▶ _What is being asked_: What is the count of lines in the records that include "label"? Reply with that number alone.

Entries from a dataset of interfaces:
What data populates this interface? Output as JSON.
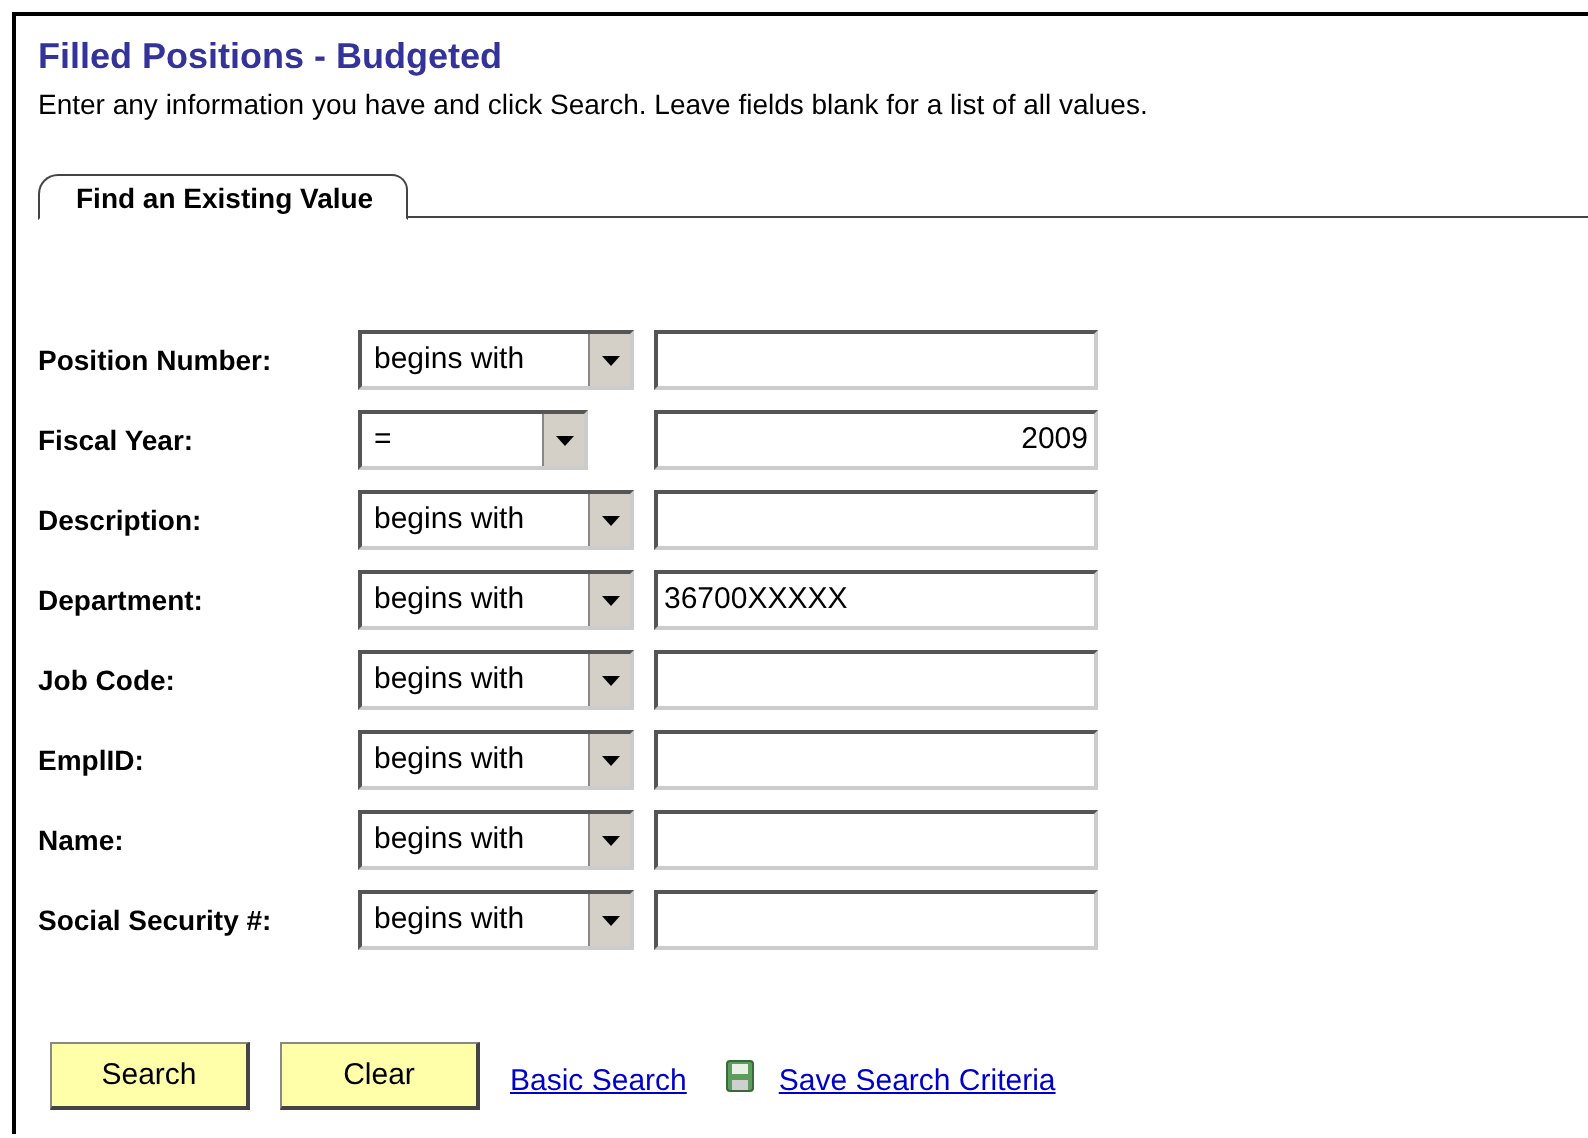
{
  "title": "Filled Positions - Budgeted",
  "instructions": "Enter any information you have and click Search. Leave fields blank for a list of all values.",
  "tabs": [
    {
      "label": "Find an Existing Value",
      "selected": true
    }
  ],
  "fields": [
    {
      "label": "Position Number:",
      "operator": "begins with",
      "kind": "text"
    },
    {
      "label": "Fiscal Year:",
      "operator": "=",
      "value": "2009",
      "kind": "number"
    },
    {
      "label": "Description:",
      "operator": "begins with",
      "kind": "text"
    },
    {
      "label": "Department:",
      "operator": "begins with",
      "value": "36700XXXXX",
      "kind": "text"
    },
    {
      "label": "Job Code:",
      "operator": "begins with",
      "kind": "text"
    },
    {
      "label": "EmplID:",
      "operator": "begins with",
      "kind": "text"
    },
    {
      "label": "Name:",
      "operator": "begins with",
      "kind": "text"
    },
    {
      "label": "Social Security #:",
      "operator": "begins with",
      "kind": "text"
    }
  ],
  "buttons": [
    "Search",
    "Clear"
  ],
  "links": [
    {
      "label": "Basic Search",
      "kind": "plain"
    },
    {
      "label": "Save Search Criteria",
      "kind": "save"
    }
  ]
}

▶ _Task result_: 11